Once inside the flue, he wedged his fingers into cracks and braced himself with his feet to climb until the space turned at an angle to join the chimney above the audience room. When he reached the chimney, he cursed silently, though what he found was no more than he should have expected. There was a fire in the hearth below. Fortunately they hadn't already had a roaring blaze going when they chased him out of the linen room. They must have just lighted the fire, but the air in the chimney was smoky and quickly growing hot. With no other choice, the thief climbed into the chimney and moved up it as quickly as he could, relying on the sound of the fire to cover the sounds his soft boots made on the ridged bricks of the walls. The chimney was much wider than the flue, and the ridged bricks were intended to be climbed easily by sweepers.
He went on until he reached an intersection where several chimneys came together into a much larger one that rose to the roof of the palace. The chimney was warm and filled with smoke, but instead of climbing it, he turned to another opening and climbed down. He guessed that the queen had soldiers posted on the roof of the palace to watch the openings of the chimneys.
He breathed shallowly and slowly, stifling a need to cough. Any sound might betray him. As he dropped lower in the chimney he'd chosen, the smoke grew thicker, his eyes watered, and he missed a handhold and slid down with a thump to a ledge below. He sucked in a lungful of smoke and then covered his mouth with both hands while his face turned red and the blood pounded in his ears. The breath trickled out between his fingers and he breathed in again more cautiously, but his throat burned and his head swam. His breath came and went in huffs of suppressed coughs.
He was on a ledge where the chimney divided into smaller flues that led down to several different rooms. He closed his eyes and listened for sounds, but there was no shouting, only the muted crackling of the fire somewhere below. He poked his head into one chimney after another, debating with himself before choosing one he hoped led to the stateroom of some foreign ambassador too prestigious to be disturbed in the middle of the night by soldiers wanting to light an unnecessary fire in his hearth.

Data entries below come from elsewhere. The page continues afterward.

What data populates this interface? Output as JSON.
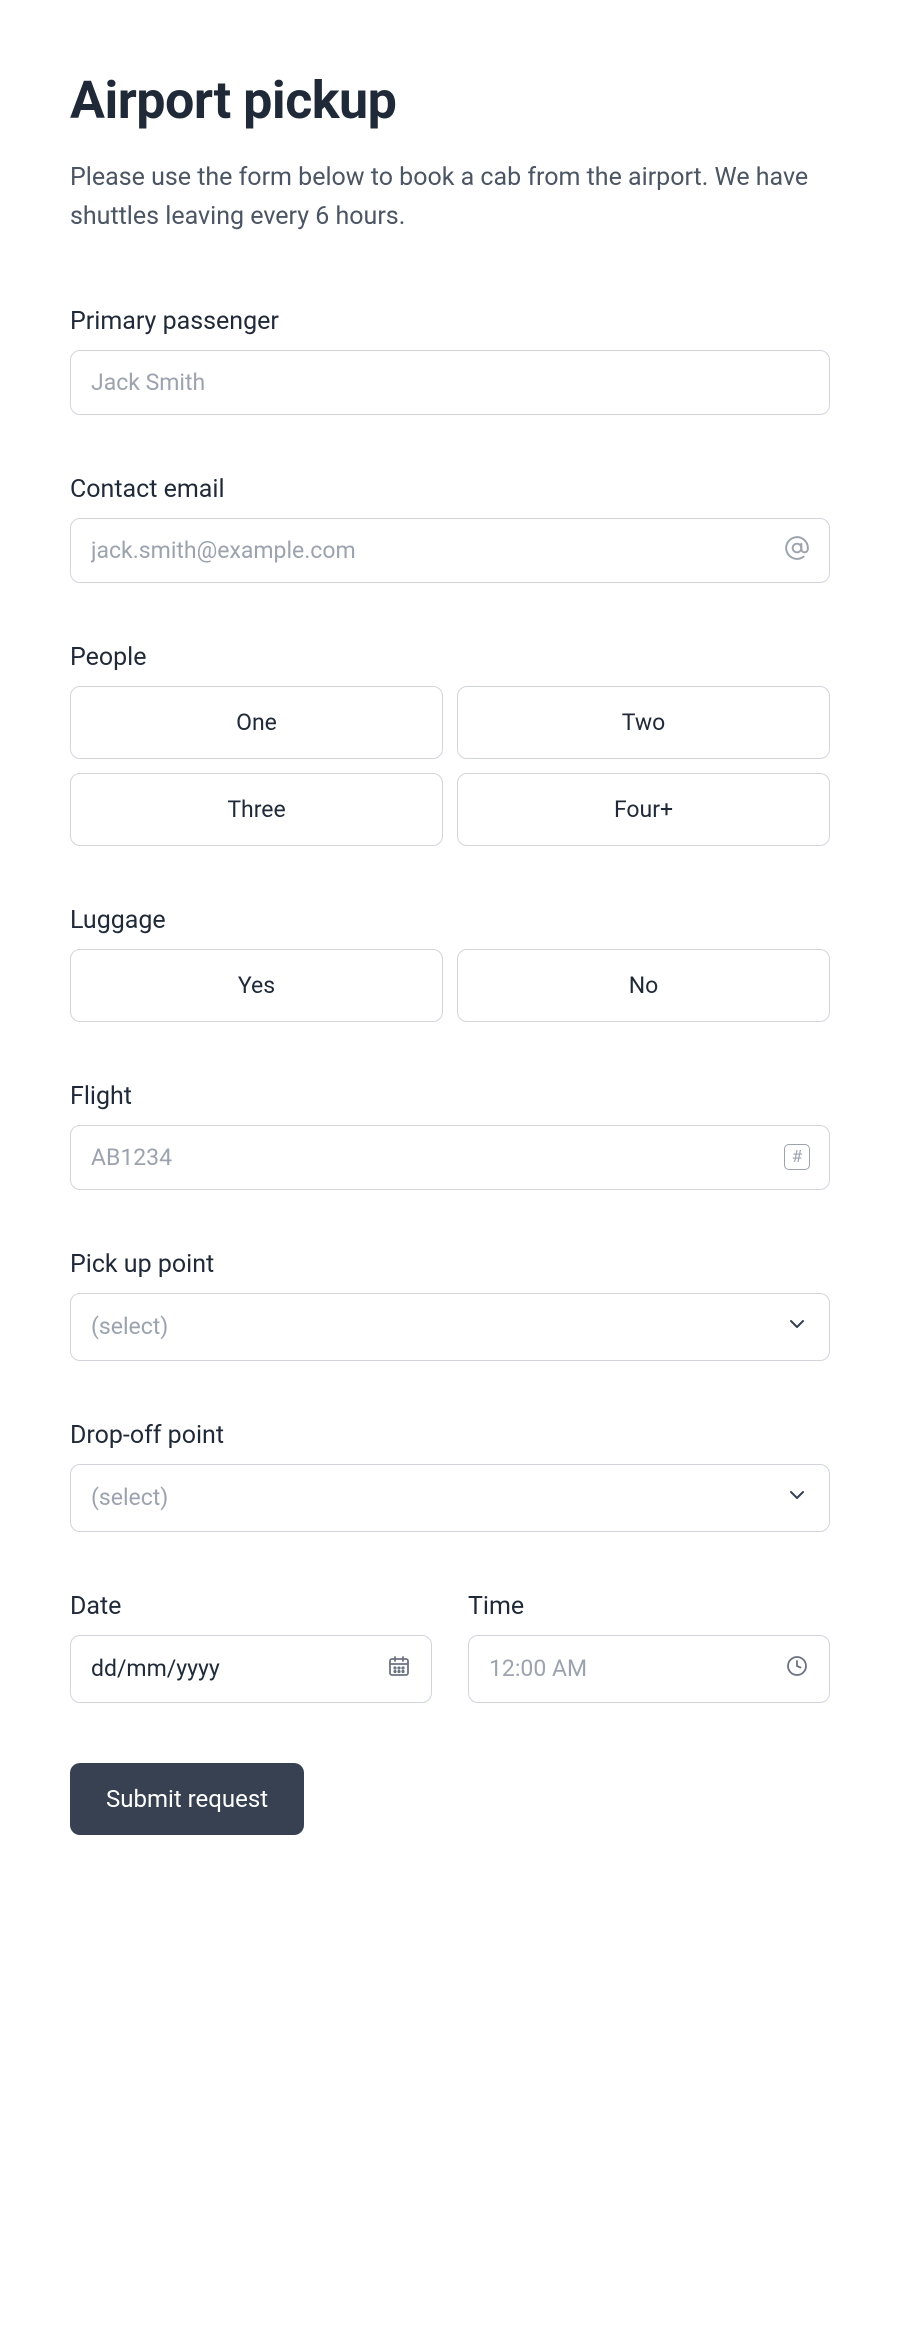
{
  "header": {
    "title": "Airport pickup",
    "description": "Please use the form below to book a cab from the airport. We have shuttles leaving every 6 hours."
  },
  "fields": {
    "primary_passenger": {
      "label": "Primary passenger",
      "placeholder": "Jack Smith"
    },
    "contact_email": {
      "label": "Contact email",
      "placeholder": "jack.smith@example.com"
    },
    "people": {
      "label": "People",
      "options": [
        "One",
        "Two",
        "Three",
        "Four+"
      ]
    },
    "luggage": {
      "label": "Luggage",
      "options": [
        "Yes",
        "No"
      ]
    },
    "flight": {
      "label": "Flight",
      "placeholder": "AB1234"
    },
    "pickup": {
      "label": "Pick up point",
      "placeholder": "(select)"
    },
    "dropoff": {
      "label": "Drop-off point",
      "placeholder": "(select)"
    },
    "date": {
      "label": "Date",
      "placeholder": "dd/mm/yyyy"
    },
    "time": {
      "label": "Time",
      "placeholder": "12:00 AM"
    }
  },
  "submit": {
    "label": "Submit request"
  }
}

The chimney he chose descended from the main one in a long, shallow slope. Once he was away from the main chimney, the air was free of smoke and he stopped to draw grateful breaths until his head cleared. When he reached the turn where the chimney dropped straight to the hearth below, he paused and settled himself to wait. There was no sign of a fire laid underneath him, so there was no immediate need to get down, and he thought it best to be sure there was no one waiting for him in the room below. After a long silence he heard the creak of a bed as if its occupant had shifted in his sleep.Queen of Attolia, The EPB. Copyright © by Megan Turner. Reprinted by permission of HarperCollins Publishers, Inc. All rights reserved. Available now wherever books are sold.